Problem to solve ▸ If a line in the records below contains "calculator", copy that line.

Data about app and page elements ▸

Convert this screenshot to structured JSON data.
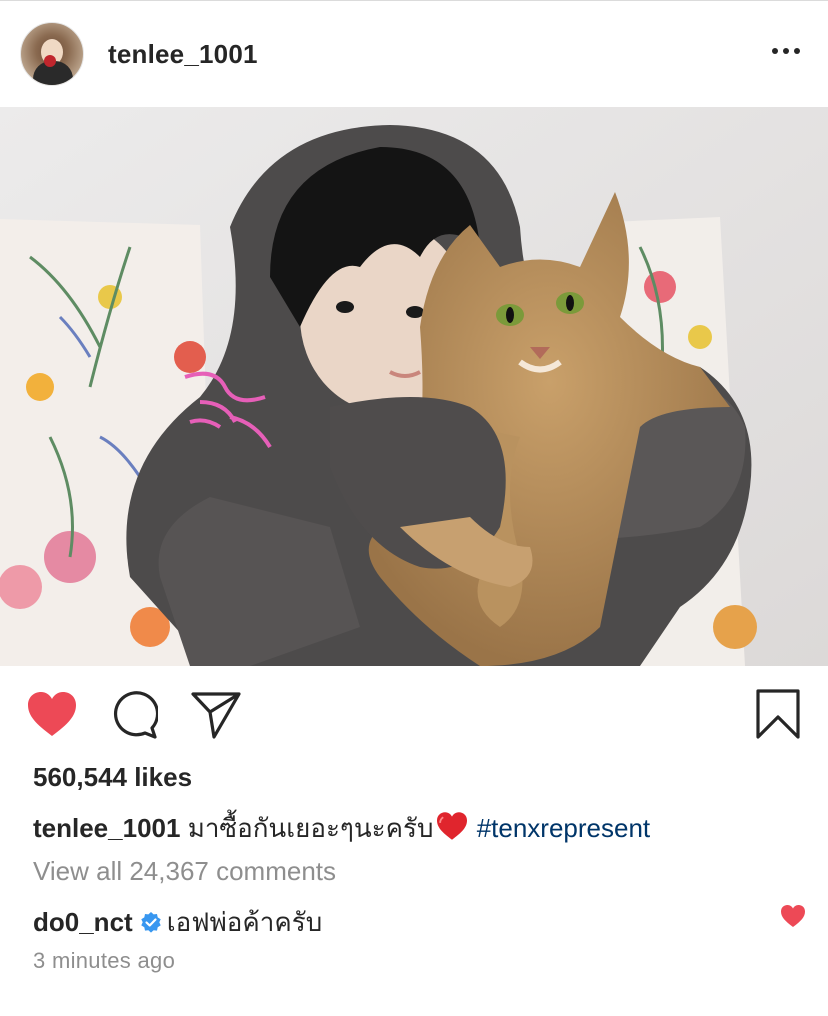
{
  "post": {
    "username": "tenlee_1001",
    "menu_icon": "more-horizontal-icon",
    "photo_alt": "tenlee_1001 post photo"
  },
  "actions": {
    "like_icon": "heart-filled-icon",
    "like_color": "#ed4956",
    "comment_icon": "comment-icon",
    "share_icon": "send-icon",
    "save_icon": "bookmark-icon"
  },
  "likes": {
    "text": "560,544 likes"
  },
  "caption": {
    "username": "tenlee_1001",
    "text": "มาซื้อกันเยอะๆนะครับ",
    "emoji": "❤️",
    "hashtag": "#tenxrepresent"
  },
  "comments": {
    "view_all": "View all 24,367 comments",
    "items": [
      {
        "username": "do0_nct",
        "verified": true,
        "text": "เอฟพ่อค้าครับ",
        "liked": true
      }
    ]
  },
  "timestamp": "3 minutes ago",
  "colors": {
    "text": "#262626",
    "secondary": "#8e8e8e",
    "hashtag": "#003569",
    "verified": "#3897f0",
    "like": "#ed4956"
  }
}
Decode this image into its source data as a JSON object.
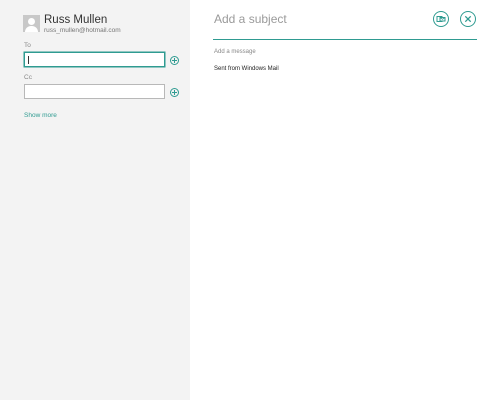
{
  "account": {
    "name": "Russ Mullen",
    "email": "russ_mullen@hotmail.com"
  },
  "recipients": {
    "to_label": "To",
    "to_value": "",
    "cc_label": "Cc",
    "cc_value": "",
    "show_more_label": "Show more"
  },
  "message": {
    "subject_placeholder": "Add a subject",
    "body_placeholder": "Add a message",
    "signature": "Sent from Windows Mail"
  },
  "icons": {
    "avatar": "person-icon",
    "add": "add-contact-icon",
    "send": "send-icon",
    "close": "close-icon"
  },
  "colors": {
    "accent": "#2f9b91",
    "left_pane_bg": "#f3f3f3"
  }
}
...
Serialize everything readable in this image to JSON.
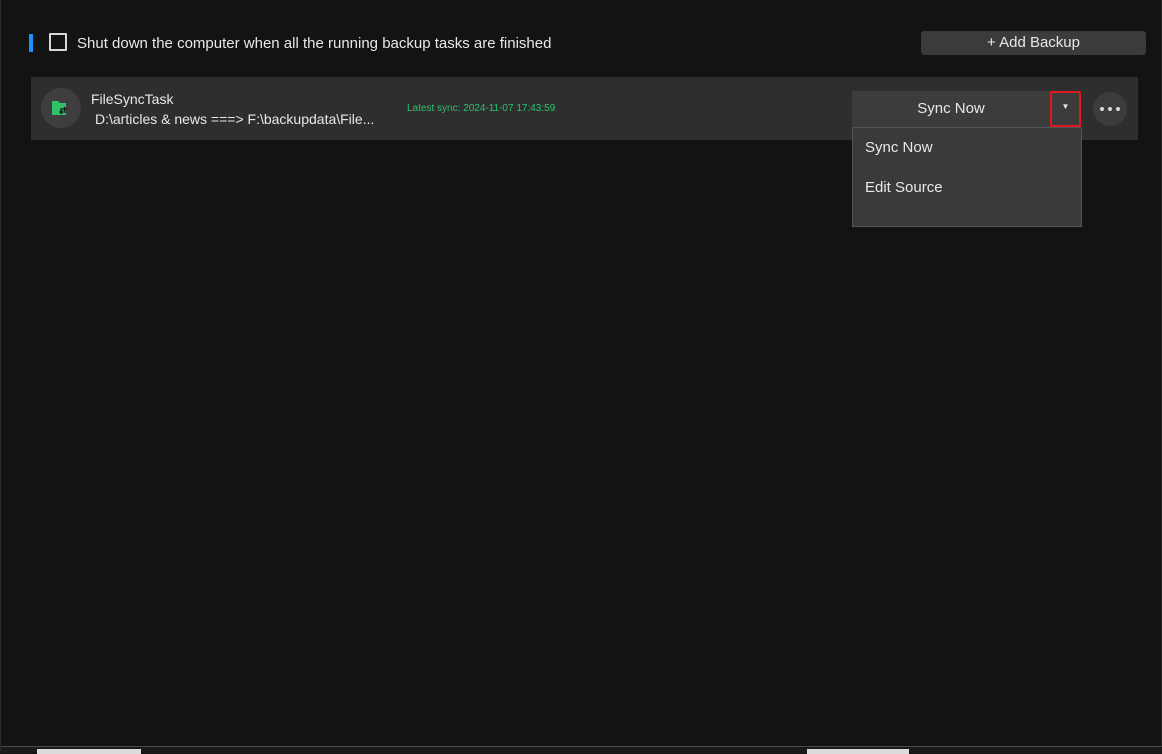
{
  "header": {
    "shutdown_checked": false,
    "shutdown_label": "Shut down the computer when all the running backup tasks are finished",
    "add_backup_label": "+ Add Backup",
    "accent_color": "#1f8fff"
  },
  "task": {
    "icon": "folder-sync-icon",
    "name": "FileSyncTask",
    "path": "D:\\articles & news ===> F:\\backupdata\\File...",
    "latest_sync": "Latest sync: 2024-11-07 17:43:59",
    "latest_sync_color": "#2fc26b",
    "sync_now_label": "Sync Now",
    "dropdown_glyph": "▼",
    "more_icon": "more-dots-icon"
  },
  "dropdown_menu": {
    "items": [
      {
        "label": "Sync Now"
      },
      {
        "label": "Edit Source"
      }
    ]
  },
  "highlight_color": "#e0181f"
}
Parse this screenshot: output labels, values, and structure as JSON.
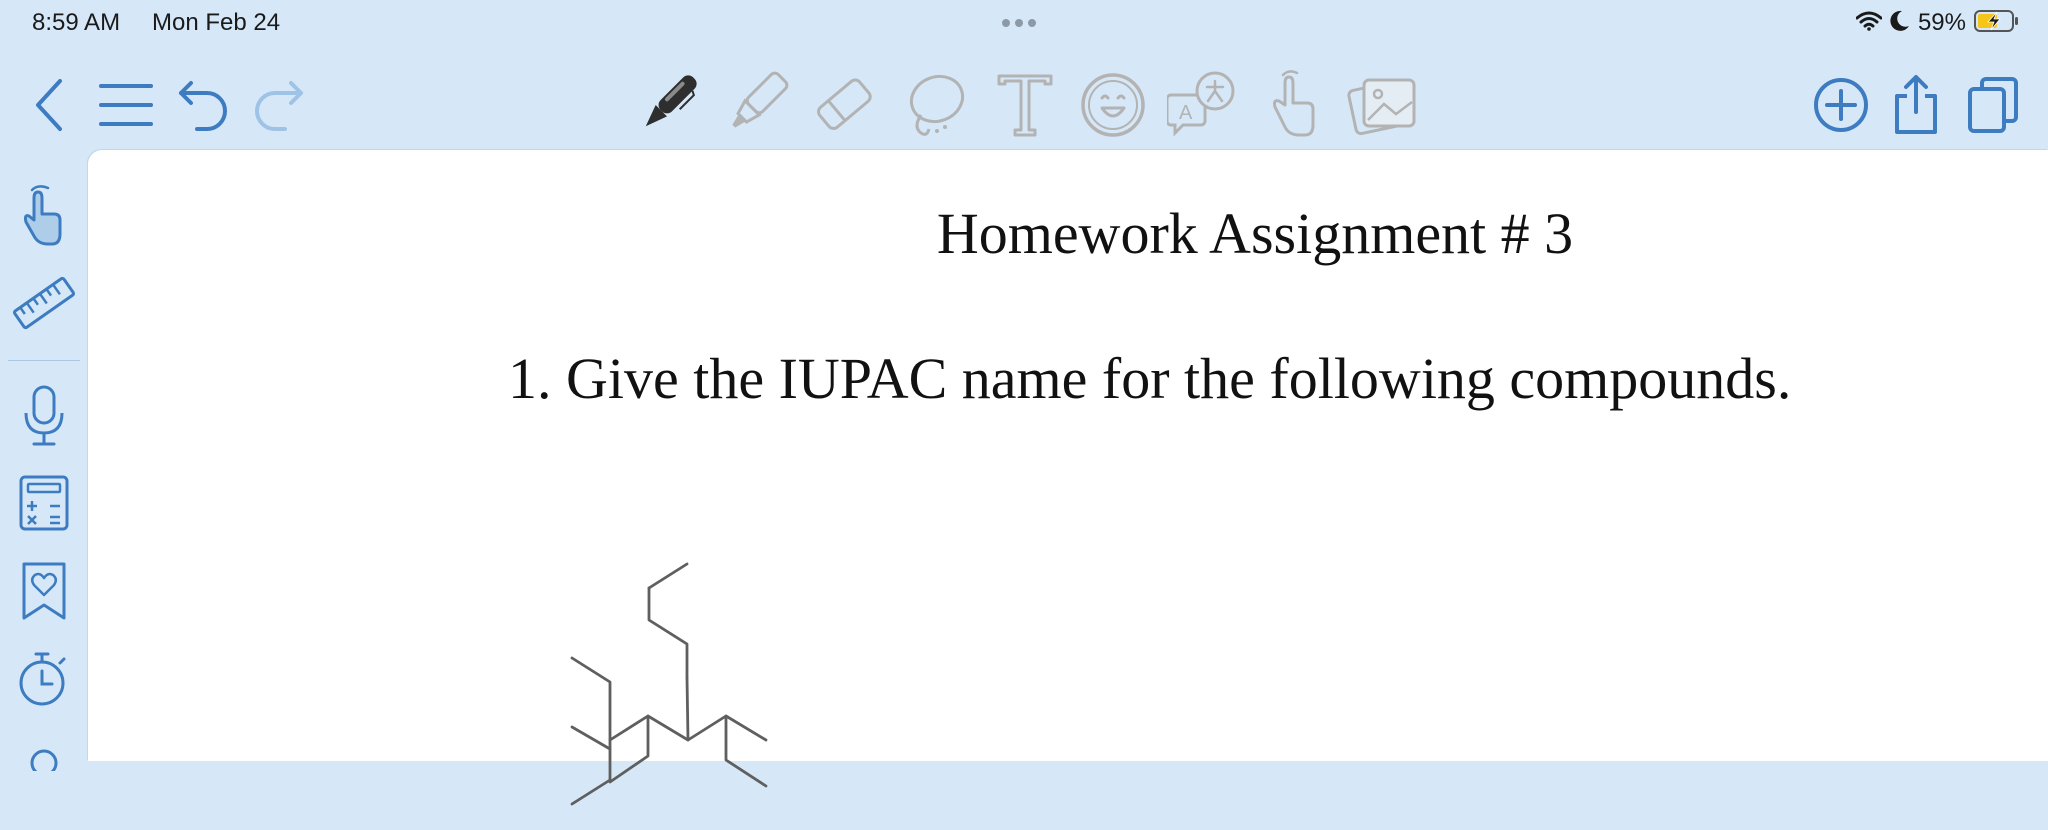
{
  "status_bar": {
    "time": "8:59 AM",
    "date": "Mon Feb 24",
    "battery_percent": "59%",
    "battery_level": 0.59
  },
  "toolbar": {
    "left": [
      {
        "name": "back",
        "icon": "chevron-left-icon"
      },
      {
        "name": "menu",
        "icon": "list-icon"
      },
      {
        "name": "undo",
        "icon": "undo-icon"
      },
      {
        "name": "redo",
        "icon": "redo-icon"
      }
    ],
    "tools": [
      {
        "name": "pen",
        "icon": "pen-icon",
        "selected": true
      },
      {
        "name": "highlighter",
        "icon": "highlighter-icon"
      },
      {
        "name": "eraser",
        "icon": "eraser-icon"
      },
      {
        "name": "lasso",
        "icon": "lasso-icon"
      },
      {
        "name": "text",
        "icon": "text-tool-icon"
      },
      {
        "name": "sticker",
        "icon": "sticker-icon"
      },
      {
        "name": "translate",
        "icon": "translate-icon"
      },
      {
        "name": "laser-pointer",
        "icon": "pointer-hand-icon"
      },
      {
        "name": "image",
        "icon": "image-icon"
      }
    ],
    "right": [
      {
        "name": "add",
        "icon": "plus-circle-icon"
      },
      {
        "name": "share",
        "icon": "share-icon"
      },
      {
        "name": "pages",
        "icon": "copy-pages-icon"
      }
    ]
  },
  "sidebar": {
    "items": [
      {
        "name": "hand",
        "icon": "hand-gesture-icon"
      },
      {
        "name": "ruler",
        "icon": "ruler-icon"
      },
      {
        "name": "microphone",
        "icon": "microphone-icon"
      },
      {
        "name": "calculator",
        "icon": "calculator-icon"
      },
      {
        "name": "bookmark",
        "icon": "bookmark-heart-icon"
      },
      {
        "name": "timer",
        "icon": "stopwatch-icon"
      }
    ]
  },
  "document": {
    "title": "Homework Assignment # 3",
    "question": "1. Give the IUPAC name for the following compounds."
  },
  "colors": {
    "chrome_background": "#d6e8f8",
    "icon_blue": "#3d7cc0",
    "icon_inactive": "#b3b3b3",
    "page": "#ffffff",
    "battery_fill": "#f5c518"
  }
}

Answer for this exercise ▸
        "name": "calculator",
        "icon": "calculator-icon"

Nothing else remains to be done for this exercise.